Well, Toby, you're 25. I don't mean that as any sort of minimization of you, just that (probably) your whole investing life has been in a low-interest-rate environment. The reason to hold bonds is to provide stability to your portfolio. People say the word "safe." I've been doing that myself, but recently have come to realize all too many forum readers interpret "safe" to mean "like a savings account." If you have many decades in front of you (say you live to be just 85: that's 60 years) there is nothing to fear from presently low interest rates. Bonds are riskier than your savings and checking accounts, but less risky than stocks. Just because you contribute some of your salary now to an intermediate-term fund with, say, a 5-year average duration, doesn't mean you're doomed. Even if interest rates go up (and nobody
can predict interest rates with any time-bound accuracy, regardless of how loudly they try to sell you a Ford F-150) you'll wind up better off than you would have been had they not.
kathanto wrote:1. What should I do with all my cash? Ally has close to the best rates out there, and it is quite low. I'm probably going to buy a house in 5-10 years, so I want to be earning interest but still be able to access it.
Besides my earlier suggestion, if you need it in 5 - 10 years don't put it in stocks. You've already indicated a reluctance to put it into bonds given their present relationship to inflation.
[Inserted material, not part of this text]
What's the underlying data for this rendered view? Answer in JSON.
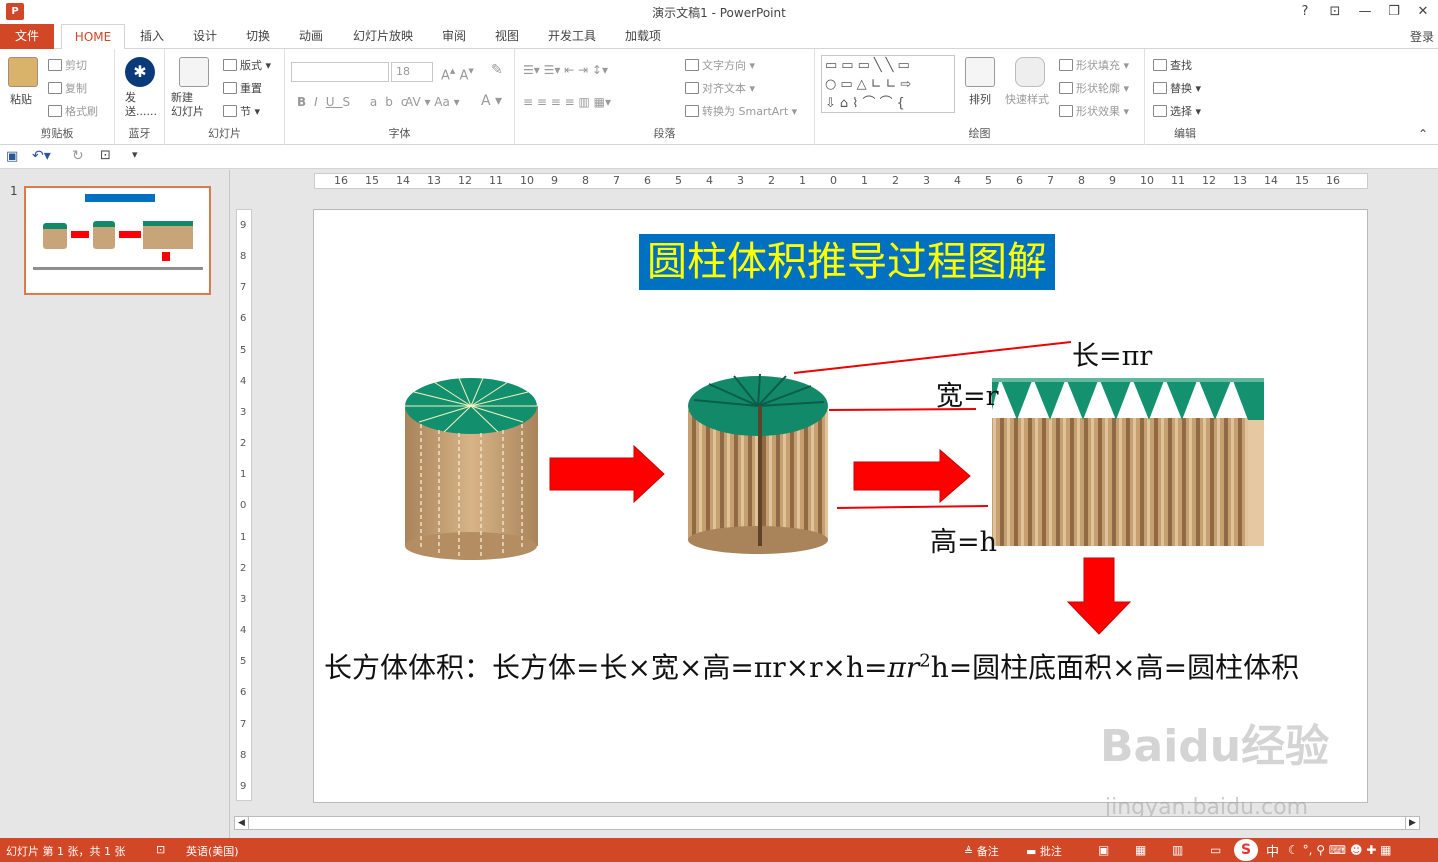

I'd say use part of it to enable you to target your taxable income as you want, part of it to buy Series I Savings Bonds
, and keep the rest in your savings account.